#### Exercise objective
How many lines in the data that follows contain the word "speed"? Only that number is needed.

+++ Information shown +++

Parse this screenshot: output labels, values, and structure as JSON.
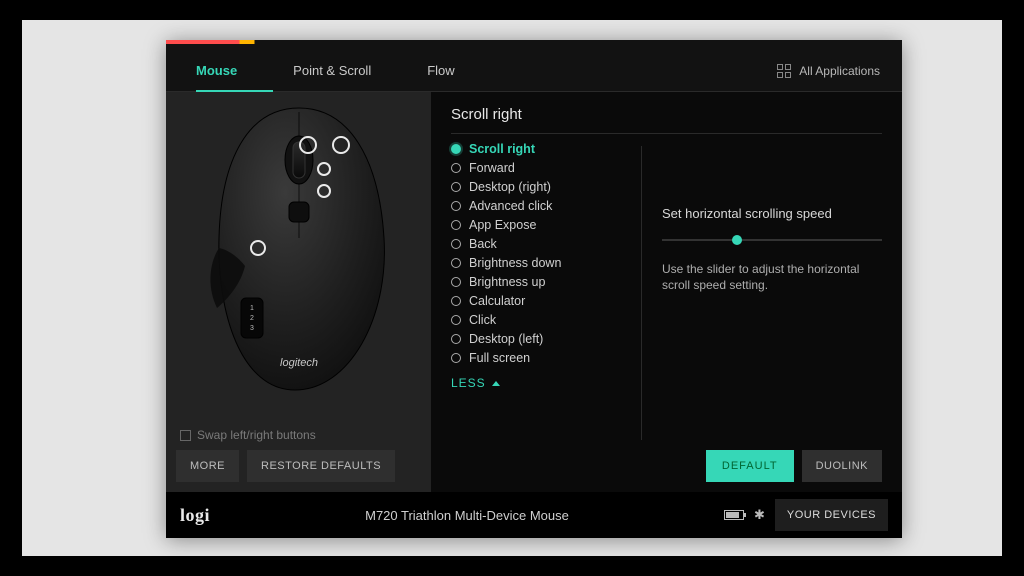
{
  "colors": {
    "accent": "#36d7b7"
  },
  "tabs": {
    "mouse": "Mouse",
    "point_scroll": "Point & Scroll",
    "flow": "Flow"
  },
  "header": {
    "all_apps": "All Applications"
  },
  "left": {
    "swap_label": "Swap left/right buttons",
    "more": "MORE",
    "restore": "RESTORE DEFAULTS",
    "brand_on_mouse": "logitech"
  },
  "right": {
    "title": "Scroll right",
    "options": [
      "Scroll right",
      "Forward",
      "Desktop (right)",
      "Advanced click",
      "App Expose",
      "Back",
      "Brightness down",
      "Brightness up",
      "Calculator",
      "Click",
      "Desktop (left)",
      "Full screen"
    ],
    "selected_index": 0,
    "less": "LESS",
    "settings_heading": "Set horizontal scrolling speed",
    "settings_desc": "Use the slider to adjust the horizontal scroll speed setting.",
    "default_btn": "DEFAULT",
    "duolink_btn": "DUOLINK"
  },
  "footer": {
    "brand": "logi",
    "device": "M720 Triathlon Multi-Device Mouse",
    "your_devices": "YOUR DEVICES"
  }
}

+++
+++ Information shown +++

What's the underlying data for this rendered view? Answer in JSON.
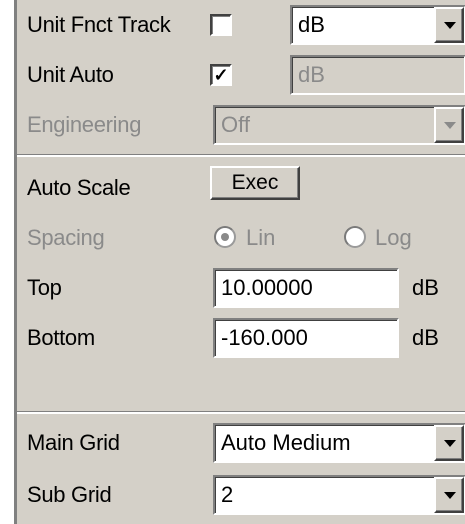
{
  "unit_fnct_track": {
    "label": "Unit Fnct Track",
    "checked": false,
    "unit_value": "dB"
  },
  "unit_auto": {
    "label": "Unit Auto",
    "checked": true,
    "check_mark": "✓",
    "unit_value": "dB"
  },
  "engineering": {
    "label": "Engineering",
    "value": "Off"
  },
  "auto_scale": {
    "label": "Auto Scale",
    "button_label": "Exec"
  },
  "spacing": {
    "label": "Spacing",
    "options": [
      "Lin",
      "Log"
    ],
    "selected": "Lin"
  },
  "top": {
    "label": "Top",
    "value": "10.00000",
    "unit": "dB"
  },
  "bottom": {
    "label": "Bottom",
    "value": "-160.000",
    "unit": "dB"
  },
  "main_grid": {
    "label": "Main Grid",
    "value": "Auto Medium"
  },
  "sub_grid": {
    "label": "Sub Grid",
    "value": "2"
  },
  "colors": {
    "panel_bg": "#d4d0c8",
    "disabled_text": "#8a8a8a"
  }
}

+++

#### Response below
2